Give back each line of the listing below that contains the string "values".

════════════════

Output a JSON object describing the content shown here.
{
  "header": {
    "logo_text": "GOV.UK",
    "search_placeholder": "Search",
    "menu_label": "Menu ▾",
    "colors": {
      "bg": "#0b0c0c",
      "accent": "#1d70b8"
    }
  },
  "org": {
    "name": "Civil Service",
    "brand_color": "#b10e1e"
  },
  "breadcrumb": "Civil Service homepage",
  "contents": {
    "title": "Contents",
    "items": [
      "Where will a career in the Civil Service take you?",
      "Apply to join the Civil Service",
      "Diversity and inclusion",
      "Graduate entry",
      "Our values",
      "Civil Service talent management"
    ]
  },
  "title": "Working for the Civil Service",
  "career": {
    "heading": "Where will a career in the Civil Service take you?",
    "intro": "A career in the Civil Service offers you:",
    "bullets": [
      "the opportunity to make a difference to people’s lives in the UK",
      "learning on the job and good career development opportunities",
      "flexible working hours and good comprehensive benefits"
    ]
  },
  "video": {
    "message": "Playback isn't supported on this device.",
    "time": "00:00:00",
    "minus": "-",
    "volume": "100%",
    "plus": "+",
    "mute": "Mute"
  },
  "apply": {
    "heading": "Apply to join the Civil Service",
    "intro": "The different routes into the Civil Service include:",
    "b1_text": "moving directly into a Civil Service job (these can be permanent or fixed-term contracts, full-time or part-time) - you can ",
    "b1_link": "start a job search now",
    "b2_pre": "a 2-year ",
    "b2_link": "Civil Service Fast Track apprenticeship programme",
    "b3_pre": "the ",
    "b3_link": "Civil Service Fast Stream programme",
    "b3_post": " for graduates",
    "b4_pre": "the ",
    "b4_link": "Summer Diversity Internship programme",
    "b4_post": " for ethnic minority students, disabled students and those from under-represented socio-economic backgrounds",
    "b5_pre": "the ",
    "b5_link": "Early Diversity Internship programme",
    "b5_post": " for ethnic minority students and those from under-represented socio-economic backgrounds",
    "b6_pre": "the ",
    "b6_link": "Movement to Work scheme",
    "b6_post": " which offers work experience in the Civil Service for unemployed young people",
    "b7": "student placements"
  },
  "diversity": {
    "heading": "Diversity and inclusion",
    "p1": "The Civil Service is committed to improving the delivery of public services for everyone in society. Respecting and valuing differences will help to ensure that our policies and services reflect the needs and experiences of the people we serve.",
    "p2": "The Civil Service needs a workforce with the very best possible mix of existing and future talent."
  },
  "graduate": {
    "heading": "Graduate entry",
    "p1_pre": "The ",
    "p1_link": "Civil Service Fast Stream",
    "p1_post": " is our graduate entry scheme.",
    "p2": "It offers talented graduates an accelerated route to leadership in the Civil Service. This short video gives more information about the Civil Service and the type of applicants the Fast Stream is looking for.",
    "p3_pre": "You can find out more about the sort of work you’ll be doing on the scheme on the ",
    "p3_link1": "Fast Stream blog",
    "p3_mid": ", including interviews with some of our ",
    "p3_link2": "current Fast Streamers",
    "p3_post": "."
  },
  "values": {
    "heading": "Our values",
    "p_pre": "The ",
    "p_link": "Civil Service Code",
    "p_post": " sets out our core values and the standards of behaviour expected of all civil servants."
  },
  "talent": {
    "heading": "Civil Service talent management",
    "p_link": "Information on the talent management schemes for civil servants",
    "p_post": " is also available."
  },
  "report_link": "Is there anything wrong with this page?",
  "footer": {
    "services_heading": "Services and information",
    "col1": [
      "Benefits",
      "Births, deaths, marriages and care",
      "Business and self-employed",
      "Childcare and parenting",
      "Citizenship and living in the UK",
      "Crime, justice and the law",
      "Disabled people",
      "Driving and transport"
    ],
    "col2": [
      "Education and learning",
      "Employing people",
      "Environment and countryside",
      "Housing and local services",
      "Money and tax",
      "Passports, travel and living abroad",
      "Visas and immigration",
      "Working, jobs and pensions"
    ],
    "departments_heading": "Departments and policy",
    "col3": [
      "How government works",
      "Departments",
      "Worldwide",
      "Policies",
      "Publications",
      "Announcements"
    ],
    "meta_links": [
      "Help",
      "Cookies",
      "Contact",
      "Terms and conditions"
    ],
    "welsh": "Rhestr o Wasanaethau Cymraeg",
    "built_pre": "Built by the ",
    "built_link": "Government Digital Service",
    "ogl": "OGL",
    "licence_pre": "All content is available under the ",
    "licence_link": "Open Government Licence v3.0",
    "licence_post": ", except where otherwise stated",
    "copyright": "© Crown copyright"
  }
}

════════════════

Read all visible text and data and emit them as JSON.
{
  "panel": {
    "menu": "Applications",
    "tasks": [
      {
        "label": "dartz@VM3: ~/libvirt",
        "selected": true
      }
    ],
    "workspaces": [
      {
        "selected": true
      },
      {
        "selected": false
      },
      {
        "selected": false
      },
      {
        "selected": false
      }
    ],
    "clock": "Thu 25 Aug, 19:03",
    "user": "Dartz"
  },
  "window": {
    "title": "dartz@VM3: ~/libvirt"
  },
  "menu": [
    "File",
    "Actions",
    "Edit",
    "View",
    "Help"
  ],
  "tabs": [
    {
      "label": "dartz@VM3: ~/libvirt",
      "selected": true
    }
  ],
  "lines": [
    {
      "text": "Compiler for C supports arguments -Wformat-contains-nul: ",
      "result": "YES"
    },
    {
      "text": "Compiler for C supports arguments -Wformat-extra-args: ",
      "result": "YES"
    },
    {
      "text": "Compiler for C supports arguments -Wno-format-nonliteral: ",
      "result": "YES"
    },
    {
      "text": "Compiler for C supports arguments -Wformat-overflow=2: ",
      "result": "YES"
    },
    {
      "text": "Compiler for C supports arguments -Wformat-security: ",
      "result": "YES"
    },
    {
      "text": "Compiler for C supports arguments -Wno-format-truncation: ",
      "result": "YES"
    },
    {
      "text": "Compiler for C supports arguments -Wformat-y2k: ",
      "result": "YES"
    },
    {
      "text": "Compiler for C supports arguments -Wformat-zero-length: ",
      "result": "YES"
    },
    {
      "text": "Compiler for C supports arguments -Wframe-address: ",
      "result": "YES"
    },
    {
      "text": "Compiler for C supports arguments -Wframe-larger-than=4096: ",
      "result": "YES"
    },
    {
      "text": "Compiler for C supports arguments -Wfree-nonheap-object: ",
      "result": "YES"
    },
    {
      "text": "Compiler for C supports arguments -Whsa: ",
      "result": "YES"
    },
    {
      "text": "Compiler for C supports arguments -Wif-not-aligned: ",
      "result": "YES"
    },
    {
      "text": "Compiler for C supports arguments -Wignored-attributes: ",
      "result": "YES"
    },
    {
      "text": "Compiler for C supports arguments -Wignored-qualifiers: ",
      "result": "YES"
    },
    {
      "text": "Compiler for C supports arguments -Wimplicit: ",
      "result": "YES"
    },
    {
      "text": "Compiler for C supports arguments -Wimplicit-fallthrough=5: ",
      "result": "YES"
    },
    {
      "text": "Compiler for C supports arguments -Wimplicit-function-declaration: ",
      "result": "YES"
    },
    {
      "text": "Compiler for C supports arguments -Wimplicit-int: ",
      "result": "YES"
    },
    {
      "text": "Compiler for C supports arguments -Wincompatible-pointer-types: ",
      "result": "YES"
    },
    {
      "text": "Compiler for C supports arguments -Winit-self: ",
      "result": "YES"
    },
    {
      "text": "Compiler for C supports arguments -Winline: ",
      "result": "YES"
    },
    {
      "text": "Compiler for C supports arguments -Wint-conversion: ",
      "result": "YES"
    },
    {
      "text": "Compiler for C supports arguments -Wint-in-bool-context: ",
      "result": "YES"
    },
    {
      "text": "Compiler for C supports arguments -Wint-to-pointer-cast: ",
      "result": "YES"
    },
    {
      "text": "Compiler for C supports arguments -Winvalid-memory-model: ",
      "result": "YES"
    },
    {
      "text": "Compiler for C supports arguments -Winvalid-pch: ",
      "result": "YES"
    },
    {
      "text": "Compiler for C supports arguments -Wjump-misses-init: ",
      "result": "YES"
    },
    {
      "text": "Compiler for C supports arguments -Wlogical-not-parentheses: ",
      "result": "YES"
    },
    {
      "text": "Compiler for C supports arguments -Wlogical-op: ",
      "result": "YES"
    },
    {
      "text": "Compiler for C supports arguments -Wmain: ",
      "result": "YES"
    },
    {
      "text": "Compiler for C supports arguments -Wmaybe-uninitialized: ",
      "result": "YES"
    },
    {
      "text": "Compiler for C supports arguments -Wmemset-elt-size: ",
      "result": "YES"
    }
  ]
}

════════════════

Result of the exercise:
      "Our values",
  "values": {
    "heading": "Our values",
    "p_post": " sets out our core values and the standards of behaviour expected of all civil servants."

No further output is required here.